[Dataset entries]
------

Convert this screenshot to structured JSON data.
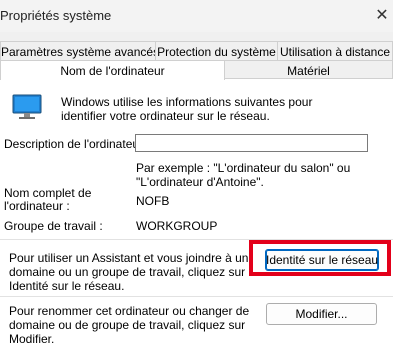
{
  "window": {
    "title": "Propriétés système"
  },
  "tabs": {
    "row1": [
      "Paramètres système avancés",
      "Protection du système",
      "Utilisation à distance"
    ],
    "row2": [
      "Nom de l'ordinateur",
      "Matériel"
    ]
  },
  "intro": "Windows utilise les informations suivantes pour identifier votre ordinateur sur le réseau.",
  "description": {
    "label": "Description de l'ordinateur :",
    "value": "",
    "example": "Par exemple : \"L'ordinateur du salon\" ou \"L'ordinateur d'Antoine\"."
  },
  "fullname": {
    "label": "Nom complet de l'ordinateur :",
    "value": "NOFB"
  },
  "workgroup": {
    "label": "Groupe de travail :",
    "value": "WORKGROUP"
  },
  "network": {
    "text": "Pour utiliser un Assistant et vous joindre à un domaine ou un groupe de travail, cliquez sur Identité sur le réseau.",
    "button": "Identité sur le réseau..."
  },
  "rename": {
    "text": "Pour renommer cet ordinateur ou changer de domaine ou de groupe de travail, cliquez sur Modifier.",
    "button": "Modifier..."
  },
  "icons": {
    "close": "close-icon",
    "computer": "monitor-icon"
  },
  "colors": {
    "highlight": "#e3001a",
    "accent": "#0067c0"
  }
}
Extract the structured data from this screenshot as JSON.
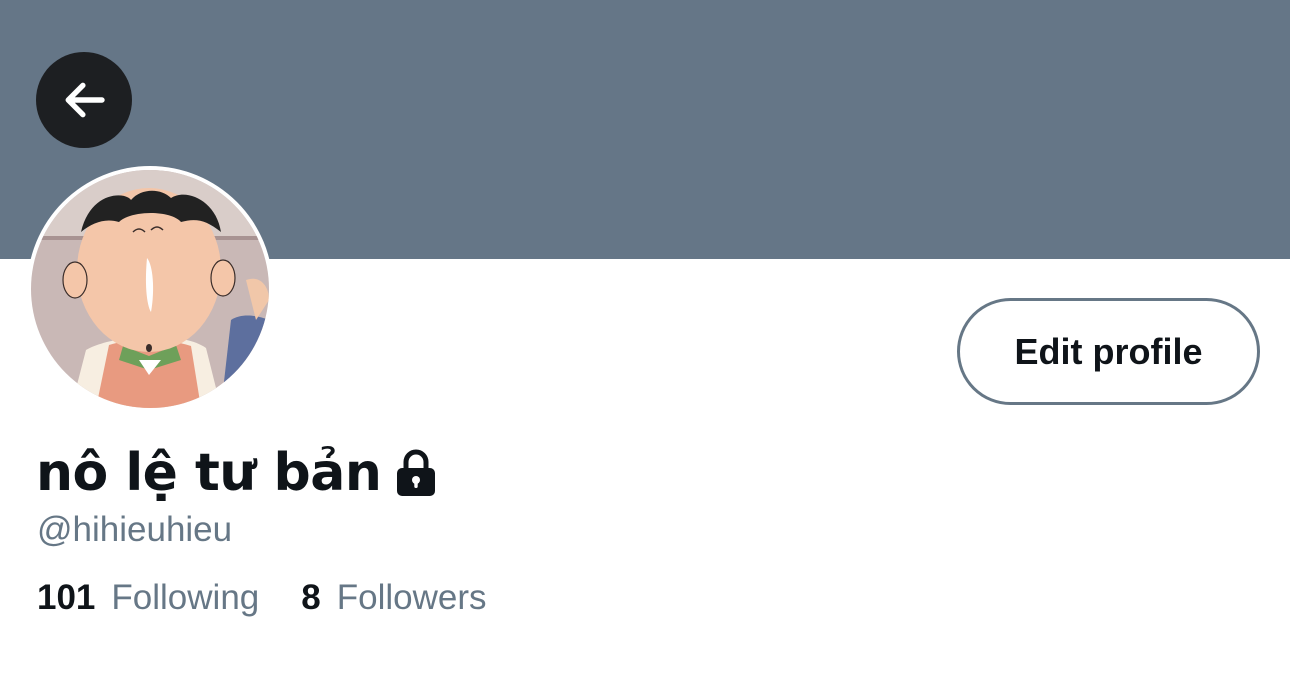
{
  "colors": {
    "banner": "#657687",
    "back_button_bg": "#1d1f22",
    "back_button_icon": "#ffffff",
    "text_primary": "#0f1419",
    "text_secondary": "#667786",
    "button_border": "#667786"
  },
  "header": {
    "back_icon": "arrow-left-icon"
  },
  "profile": {
    "display_name": "nô lệ tư bản",
    "protected_icon": "lock-icon",
    "handle": "@hihieuhieu",
    "edit_button_label": "Edit profile"
  },
  "stats": [
    {
      "count": "101",
      "label": "Following"
    },
    {
      "count": "8",
      "label": "Followers"
    }
  ]
}
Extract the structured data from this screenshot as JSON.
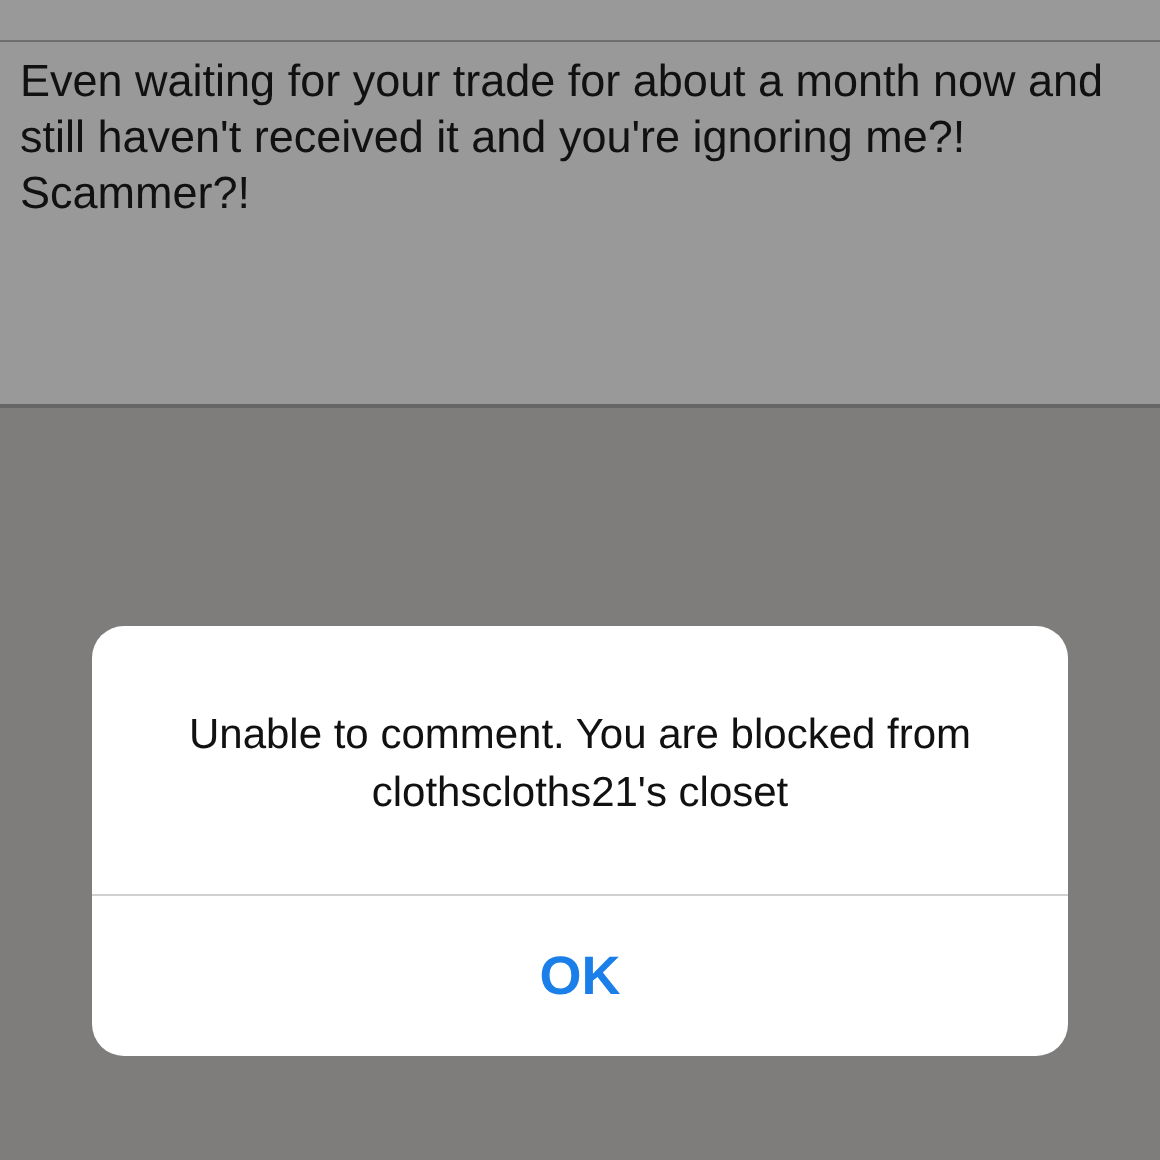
{
  "comment": {
    "text": "Even waiting for your trade for about a month now and still haven't received it and you're ignoring me?! Scammer?!"
  },
  "alert": {
    "message": "Unable to comment. You are blocked from clothscloths21's closet",
    "button": "OK"
  }
}
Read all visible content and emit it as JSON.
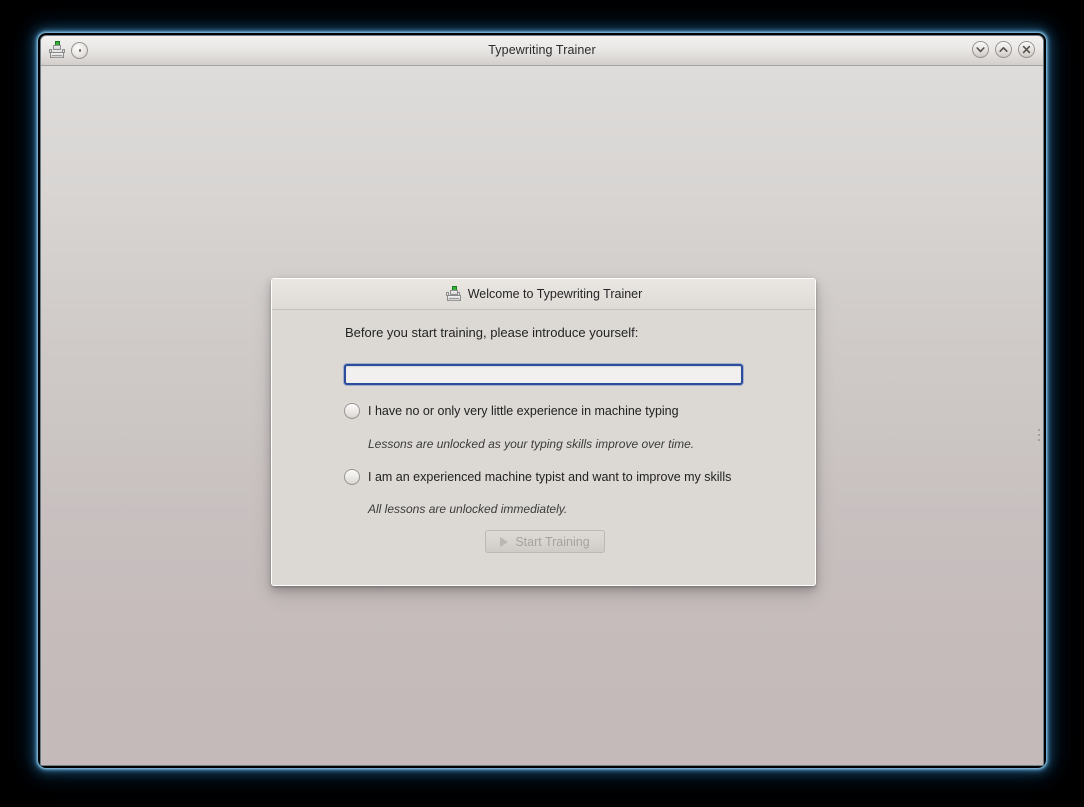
{
  "window": {
    "title": "Typewriting Trainer",
    "app_icon": "typewriter-icon",
    "menu_icon": "window-menu-icon",
    "buttons": {
      "minimize": "minimize-icon",
      "maximize": "maximize-icon",
      "close": "close-icon"
    }
  },
  "dialog": {
    "icon": "typewriter-icon",
    "caption": "Welcome to Typewriting Trainer",
    "prompt": "Before you start training, please introduce yourself:",
    "name_input": {
      "value": "",
      "placeholder": ""
    },
    "options": [
      {
        "label": "I have no or only very little experience in machine typing",
        "hint": "Lessons are unlocked as your typing skills improve over time.",
        "selected": false
      },
      {
        "label": "I am an experienced machine typist and want to improve my skills",
        "hint": "All lessons are unlocked immediately.",
        "selected": false
      }
    ],
    "start_button": {
      "label": "Start Training",
      "icon": "play-icon",
      "enabled": false
    }
  },
  "colors": {
    "focus_border": "#2c4c9c",
    "window_glow": "#5aa0cd",
    "desktop": "#000000",
    "client_top": "#dedcda",
    "client_bottom": "#c4baba",
    "dialog_bg": "#dcd9d5",
    "accent_green": "#35b034"
  }
}
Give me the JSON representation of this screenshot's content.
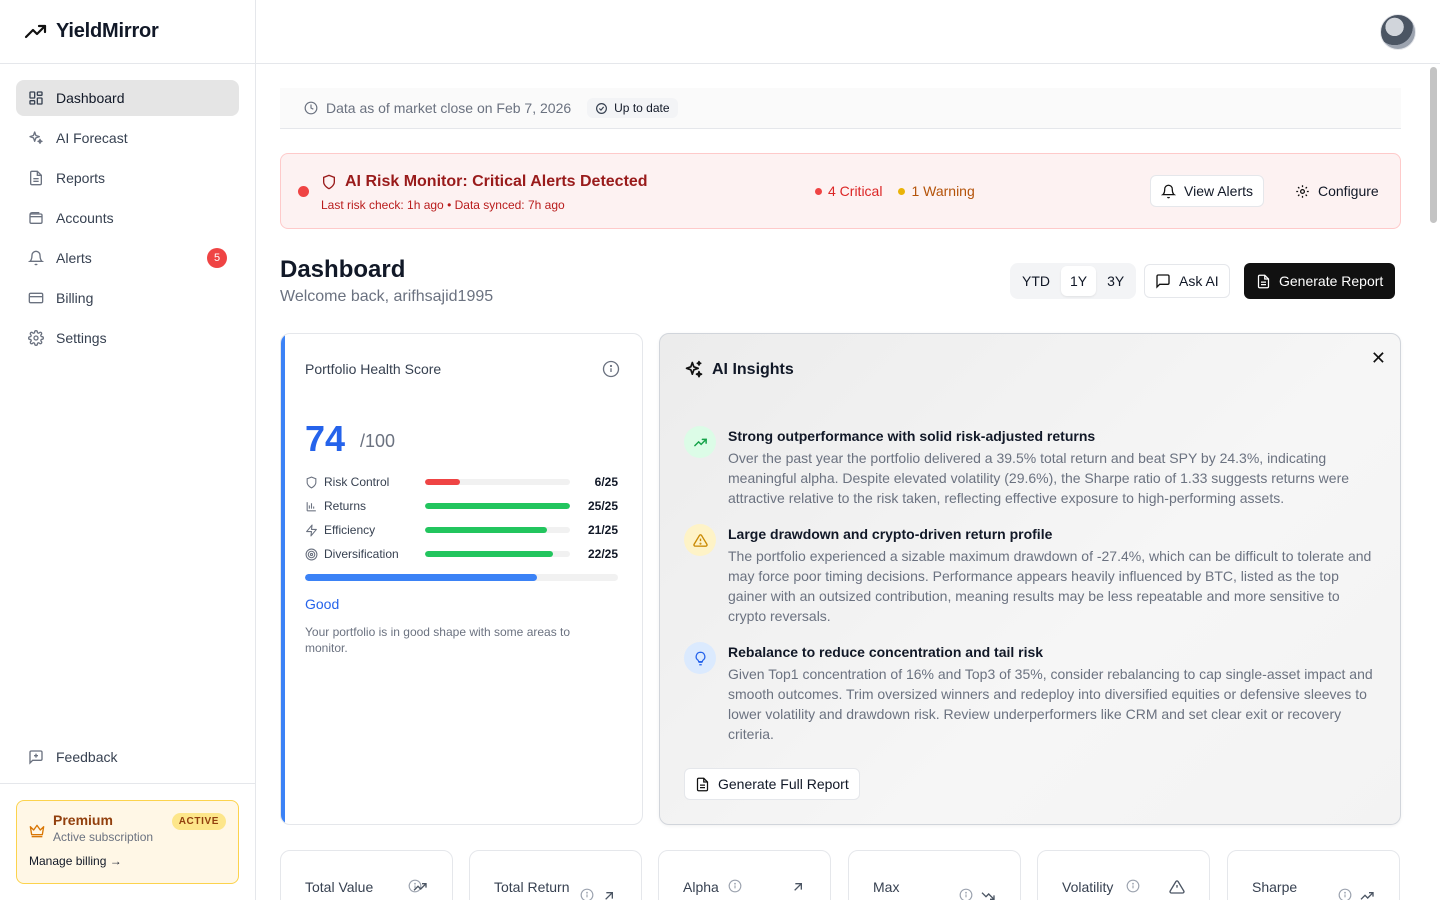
{
  "brand": {
    "name": "YieldMirror"
  },
  "sidebar": {
    "items": [
      {
        "label": "Dashboard",
        "icon": "dashboard-icon"
      },
      {
        "label": "AI Forecast",
        "icon": "sparkles-icon"
      },
      {
        "label": "Reports",
        "icon": "file-icon"
      },
      {
        "label": "Accounts",
        "icon": "wallet-icon"
      },
      {
        "label": "Alerts",
        "icon": "bell-icon",
        "badge": "5"
      },
      {
        "label": "Billing",
        "icon": "credit-card-icon"
      },
      {
        "label": "Settings",
        "icon": "gear-icon"
      }
    ],
    "feedback": "Feedback",
    "premium": {
      "title": "Premium",
      "subtitle": "Active subscription",
      "status": "ACTIVE",
      "link": "Manage billing →"
    }
  },
  "status": {
    "data_as_of": "Data as of market close on Feb 7, 2026",
    "up_to_date": "Up to date"
  },
  "alert_banner": {
    "title": "AI Risk Monitor: Critical Alerts Detected",
    "subtitle": "Last risk check: 1h ago • Data synced: 7h ago",
    "critical": "4 Critical",
    "warning": "1 Warning",
    "view_alerts": "View Alerts",
    "configure": "Configure",
    "colors": {
      "critical": "#ef4444",
      "warning": "#eab308"
    }
  },
  "header": {
    "title": "Dashboard",
    "welcome": "Welcome back, arifhsajid1995",
    "ranges": [
      "YTD",
      "1Y",
      "3Y"
    ],
    "selected_range": "1Y",
    "ask_ai": "Ask AI",
    "generate_report": "Generate Report"
  },
  "health": {
    "title": "Portfolio Health Score",
    "score": "74",
    "max": "/100",
    "metrics": [
      {
        "label": "Risk Control",
        "value": "6/25",
        "fraction": 0.24,
        "color": "#ef4444",
        "icon": "shield-icon"
      },
      {
        "label": "Returns",
        "value": "25/25",
        "fraction": 1.0,
        "color": "#22c55e",
        "icon": "bar-chart-icon"
      },
      {
        "label": "Efficiency",
        "value": "21/25",
        "fraction": 0.84,
        "color": "#22c55e",
        "icon": "lightning-icon"
      },
      {
        "label": "Diversification",
        "value": "22/25",
        "fraction": 0.88,
        "color": "#22c55e",
        "icon": "target-icon"
      }
    ],
    "overall_fraction": 0.74,
    "rating": "Good",
    "description": "Your portfolio is in good shape with some areas to monitor."
  },
  "insights": {
    "title": "AI Insights",
    "items": [
      {
        "title": "Strong outperformance with solid risk-adjusted returns",
        "body": "Over the past year the portfolio delivered a 39.5% total return and beat SPY by 24.3%, indicating meaningful alpha. Despite elevated volatility (29.6%), the Sharpe ratio of 1.33 suggests returns were attractive relative to the risk taken, reflecting effective exposure to high-performing assets.",
        "icon": "trending-up-icon"
      },
      {
        "title": "Large drawdown and crypto-driven return profile",
        "body": "The portfolio experienced a sizable maximum drawdown of -27.4%, which can be difficult to tolerate and may force poor timing decisions. Performance appears heavily influenced by BTC, listed as the top gainer with an outsized contribution, meaning results may be less repeatable and more sensitive to crypto reversals.",
        "icon": "warning-icon"
      },
      {
        "title": "Rebalance to reduce concentration and tail risk",
        "body": "Given Top1 concentration of 16% and Top3 of 35%, consider rebalancing to cap single-asset impact and smooth outcomes. Trim oversized winners and redeploy into diversified equities or defensive sleeves to lower volatility and drawdown risk. Review underperformers like CRM and set clear exit or recovery criteria.",
        "icon": "lightbulb-icon"
      }
    ],
    "full_report": "Generate Full Report"
  },
  "stats": [
    {
      "label": "Total Value",
      "icon": "trending-up-icon"
    },
    {
      "label": "Total Return",
      "icon": "arrow-up-right-icon"
    },
    {
      "label": "Alpha",
      "icon": "arrow-up-right-icon"
    },
    {
      "label": "Max Drawdown",
      "icon": "trending-down-icon"
    },
    {
      "label": "Volatility",
      "icon": "warning-icon"
    },
    {
      "label": "Sharpe Ratio",
      "icon": "trending-up-icon"
    }
  ]
}
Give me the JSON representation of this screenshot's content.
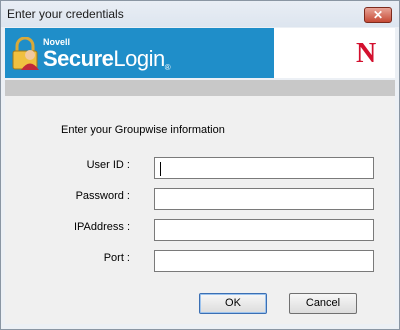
{
  "window": {
    "title": "Enter your credentials",
    "close_glyph": "✕"
  },
  "banner": {
    "company": "Novell",
    "product_prefix": "Secure",
    "product_suffix": "Login",
    "registered": "®",
    "logo_letter": "N",
    "brand_color": "#1f8ec9",
    "logo_color": "#d3102e"
  },
  "form": {
    "heading": "Enter your Groupwise information",
    "fields": [
      {
        "label": "User ID :",
        "value": ""
      },
      {
        "label": "Password :",
        "value": ""
      },
      {
        "label": "IPAddress :",
        "value": ""
      },
      {
        "label": "Port :",
        "value": ""
      }
    ]
  },
  "buttons": {
    "ok": "OK",
    "cancel": "Cancel"
  }
}
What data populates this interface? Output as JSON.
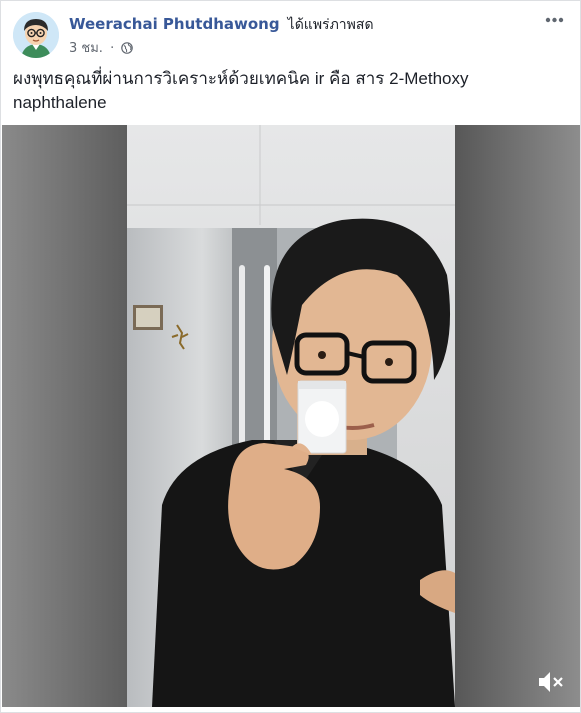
{
  "post": {
    "author": {
      "name": "Weerachai Phutdhawong",
      "action": "ได้แพร่ภาพสด",
      "avatar_icon": "cartoon-avatar-icon"
    },
    "timestamp": "3 ชม.",
    "separator": "·",
    "privacy_icon": "globe-icon",
    "more_icon": "more-horizontal-icon",
    "caption": "ผงพุทธคุณที่ผ่านการวิเคราะห์ด้วยเทคนิค ir คือ สาร 2-Methoxy\nnaphthalene"
  },
  "video": {
    "mute_icon": "speaker-muted-icon"
  },
  "colors": {
    "link": "#385898",
    "text": "#1d2129",
    "secondary": "#616770",
    "border": "#dddfe2"
  }
}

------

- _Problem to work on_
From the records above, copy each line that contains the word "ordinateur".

- _Solution for this exercise_
      "Nom de l'ordinateur",
  "intro": "Windows utilise les informations suivantes pour identifier votre ordinateur sur le réseau.",
    "label": "Description de l'ordinateur :",
    "example": "Par exemple : \"L'ordinateur du salon\" ou \"L'ordinateur d'Antoine\"."
    "label": "Nom complet de l'ordinateur :",
    "text": "Pour renommer cet ordinateur ou changer de domaine ou de groupe de travail, cliquez sur Modifier.",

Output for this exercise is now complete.